Problem to solve:
Write every line of the following listing exactly as it reads.

··· Record excerpts

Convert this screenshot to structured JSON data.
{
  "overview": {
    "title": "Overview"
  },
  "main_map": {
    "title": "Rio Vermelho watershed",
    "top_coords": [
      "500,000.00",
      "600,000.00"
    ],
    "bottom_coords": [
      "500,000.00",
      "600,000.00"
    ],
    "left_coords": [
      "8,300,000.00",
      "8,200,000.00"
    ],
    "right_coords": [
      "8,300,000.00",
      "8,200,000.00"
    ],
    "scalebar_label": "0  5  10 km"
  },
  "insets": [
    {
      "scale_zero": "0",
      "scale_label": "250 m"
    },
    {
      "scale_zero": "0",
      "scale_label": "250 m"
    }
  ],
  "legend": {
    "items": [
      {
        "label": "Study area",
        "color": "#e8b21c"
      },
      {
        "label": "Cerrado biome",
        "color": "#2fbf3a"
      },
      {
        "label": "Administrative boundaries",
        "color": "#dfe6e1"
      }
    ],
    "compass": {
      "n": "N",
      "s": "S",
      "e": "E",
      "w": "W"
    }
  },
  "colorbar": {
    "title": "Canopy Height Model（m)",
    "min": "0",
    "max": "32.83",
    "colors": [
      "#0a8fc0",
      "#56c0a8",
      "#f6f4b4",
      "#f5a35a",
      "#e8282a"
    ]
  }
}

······

Solved exercise:
Convert this screenshot to structured JSON data.
{
  "overview": {
    "title": "Overview"
  },
  "main_map": {
    "title": "Rio Vermelho watershed",
    "top_coords": [
      "500,000.00",
      "600,000.00"
    ],
    "bottom_coords": [
      "500,000.00",
      "600,000.00"
    ],
    "left_coords": [
      "8,300,000.00",
      "8,200,000.00"
    ],
    "right_coords": [
      "8,300,000.00",
      "8,200,000.00"
    ],
    "scalebar_label": "0  5  10 km"
  },
  "insets": [
    {
      "scale_zero": "0",
      "scale_label": "250 m"
    },
    {
      "scale_zero": "0",
      "scale_label": "250 m"
    }
  ],
  "legend": {
    "items": [
      {
        "label": "Study area",
        "color": "#e8b21c"
      },
      {
        "label": "Cerrado biome",
        "color": "#2fbf3a"
      },
      {
        "label": "Administrative boundaries",
        "color": "#dfe6e1"
      }
    ],
    "compass": {
      "n": "N",
      "s": "S",
      "e": "E",
      "w": "W"
    }
  },
  "colorbar": {
    "title": "Canopy Height Model（m)",
    "min": "0",
    "max": "32.83",
    "colors": [
      "#0a8fc0",
      "#56c0a8",
      "#f6f4b4",
      "#f5a35a",
      "#e8282a"
    ]
  }
}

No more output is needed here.